Go through the listing below and show each line that has the word "legend".
*** Block opens ***
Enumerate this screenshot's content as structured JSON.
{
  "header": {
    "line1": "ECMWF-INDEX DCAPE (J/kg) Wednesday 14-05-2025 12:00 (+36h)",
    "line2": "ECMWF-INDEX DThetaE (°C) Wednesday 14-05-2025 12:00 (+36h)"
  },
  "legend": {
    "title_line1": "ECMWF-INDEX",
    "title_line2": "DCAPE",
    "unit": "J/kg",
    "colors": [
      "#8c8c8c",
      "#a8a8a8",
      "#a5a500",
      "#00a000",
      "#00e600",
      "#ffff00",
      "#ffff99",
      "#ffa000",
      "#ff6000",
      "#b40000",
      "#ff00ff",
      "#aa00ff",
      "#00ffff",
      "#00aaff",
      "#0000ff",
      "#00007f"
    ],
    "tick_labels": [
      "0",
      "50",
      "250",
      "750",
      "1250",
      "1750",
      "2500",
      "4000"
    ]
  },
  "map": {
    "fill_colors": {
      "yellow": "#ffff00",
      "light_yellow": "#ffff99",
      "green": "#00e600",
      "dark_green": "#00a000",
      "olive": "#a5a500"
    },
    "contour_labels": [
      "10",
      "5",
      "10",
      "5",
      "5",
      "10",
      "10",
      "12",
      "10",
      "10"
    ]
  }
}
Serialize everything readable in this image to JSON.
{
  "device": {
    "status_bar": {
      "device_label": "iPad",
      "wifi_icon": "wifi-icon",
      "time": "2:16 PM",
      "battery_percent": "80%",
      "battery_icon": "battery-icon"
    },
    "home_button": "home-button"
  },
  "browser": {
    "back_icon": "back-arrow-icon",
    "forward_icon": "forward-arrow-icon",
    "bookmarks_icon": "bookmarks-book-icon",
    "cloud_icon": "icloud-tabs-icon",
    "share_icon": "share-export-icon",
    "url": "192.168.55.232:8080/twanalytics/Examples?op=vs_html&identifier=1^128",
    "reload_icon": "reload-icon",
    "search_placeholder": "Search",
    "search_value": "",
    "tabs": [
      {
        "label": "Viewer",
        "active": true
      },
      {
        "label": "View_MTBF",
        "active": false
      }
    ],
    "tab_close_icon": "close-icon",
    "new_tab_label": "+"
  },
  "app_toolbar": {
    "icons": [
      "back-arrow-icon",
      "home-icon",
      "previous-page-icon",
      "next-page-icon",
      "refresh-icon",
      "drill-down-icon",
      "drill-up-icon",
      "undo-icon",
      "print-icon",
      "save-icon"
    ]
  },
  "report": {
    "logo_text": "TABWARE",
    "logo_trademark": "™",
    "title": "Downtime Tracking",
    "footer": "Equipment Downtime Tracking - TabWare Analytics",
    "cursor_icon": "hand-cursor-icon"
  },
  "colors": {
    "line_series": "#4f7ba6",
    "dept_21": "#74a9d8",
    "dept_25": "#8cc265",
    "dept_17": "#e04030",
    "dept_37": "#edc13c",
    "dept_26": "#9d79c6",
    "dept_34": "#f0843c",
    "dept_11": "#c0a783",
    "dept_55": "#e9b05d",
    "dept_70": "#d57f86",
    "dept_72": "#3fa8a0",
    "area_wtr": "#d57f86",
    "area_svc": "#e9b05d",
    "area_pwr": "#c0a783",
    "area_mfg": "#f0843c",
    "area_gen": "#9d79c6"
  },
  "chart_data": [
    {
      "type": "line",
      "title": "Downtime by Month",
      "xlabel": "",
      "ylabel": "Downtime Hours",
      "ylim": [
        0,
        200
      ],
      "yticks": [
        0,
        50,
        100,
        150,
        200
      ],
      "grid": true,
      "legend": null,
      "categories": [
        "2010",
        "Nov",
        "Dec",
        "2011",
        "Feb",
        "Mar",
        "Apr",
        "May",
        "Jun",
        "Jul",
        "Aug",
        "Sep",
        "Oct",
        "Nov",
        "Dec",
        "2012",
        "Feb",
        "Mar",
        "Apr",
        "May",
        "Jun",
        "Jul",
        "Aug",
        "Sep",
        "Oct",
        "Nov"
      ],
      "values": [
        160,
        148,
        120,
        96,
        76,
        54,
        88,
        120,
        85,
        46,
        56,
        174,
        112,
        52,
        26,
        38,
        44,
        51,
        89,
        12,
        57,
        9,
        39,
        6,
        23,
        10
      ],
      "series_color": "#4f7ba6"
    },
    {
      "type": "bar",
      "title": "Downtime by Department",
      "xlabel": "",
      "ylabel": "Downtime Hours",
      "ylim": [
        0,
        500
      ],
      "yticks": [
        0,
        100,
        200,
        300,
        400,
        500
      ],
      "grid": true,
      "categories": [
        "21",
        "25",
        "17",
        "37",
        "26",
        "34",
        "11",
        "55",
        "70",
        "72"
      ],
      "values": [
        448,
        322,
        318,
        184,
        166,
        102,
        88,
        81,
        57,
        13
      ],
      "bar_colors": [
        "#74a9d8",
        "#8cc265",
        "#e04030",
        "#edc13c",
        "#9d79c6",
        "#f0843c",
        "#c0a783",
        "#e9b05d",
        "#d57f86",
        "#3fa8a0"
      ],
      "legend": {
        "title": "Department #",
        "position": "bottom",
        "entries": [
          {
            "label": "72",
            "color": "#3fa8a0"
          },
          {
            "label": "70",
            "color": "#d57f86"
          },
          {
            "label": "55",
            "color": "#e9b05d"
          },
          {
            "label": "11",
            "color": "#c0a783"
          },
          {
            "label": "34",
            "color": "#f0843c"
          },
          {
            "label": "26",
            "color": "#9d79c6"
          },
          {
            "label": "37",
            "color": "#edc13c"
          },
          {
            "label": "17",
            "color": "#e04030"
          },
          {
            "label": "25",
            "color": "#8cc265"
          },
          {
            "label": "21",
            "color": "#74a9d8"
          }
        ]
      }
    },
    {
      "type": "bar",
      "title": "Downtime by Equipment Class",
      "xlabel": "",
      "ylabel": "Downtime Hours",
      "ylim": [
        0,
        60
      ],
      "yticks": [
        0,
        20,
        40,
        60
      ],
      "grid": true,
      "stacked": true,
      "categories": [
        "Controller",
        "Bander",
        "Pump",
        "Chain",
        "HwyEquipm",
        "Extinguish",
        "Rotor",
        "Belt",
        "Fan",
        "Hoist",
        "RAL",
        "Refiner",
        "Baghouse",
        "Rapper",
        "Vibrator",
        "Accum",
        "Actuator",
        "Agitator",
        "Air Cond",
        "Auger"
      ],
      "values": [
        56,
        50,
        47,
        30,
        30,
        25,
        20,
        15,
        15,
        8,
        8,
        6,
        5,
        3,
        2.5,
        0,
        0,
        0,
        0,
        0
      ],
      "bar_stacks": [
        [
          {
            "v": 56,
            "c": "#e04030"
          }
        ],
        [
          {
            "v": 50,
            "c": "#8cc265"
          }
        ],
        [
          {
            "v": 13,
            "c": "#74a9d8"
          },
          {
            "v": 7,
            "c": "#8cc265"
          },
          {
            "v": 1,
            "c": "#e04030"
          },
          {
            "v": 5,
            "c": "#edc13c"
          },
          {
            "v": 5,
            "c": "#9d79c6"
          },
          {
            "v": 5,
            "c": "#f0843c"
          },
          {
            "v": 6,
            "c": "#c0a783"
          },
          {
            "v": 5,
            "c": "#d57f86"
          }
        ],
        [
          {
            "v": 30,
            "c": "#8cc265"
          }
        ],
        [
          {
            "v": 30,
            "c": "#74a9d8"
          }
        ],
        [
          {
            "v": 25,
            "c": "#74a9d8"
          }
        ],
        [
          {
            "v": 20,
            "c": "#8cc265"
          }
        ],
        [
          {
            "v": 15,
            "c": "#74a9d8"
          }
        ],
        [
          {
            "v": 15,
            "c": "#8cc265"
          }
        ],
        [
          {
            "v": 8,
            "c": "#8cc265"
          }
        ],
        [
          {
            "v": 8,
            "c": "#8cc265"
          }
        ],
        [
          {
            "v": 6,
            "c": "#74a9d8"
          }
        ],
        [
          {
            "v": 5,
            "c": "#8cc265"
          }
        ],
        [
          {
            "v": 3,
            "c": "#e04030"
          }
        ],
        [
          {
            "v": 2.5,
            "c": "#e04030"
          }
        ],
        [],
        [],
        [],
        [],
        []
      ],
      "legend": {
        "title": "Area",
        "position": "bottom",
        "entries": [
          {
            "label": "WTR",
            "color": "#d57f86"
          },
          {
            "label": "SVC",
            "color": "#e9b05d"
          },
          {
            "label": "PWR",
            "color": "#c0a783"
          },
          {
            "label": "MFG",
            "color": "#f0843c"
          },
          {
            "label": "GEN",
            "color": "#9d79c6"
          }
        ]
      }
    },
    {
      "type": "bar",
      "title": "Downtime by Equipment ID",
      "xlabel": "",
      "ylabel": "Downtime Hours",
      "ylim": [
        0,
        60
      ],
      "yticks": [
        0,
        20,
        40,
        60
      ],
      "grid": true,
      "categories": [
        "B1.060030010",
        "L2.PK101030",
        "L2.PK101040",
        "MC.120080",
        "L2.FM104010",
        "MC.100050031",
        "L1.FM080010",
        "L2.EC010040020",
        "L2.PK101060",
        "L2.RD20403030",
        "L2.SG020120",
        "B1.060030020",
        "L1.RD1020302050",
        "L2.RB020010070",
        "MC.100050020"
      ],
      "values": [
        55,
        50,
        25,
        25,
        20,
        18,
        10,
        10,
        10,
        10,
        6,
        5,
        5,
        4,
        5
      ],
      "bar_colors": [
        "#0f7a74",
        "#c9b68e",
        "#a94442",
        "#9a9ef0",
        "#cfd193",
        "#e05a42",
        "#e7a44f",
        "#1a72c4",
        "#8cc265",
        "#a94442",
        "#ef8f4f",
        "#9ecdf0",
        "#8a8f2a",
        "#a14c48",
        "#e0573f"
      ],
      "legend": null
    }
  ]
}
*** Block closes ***
◆ **EXERCISE RESULT**
  "legend": {
      "legend": null,
      "legend": {
      "legend": {
      "legend": null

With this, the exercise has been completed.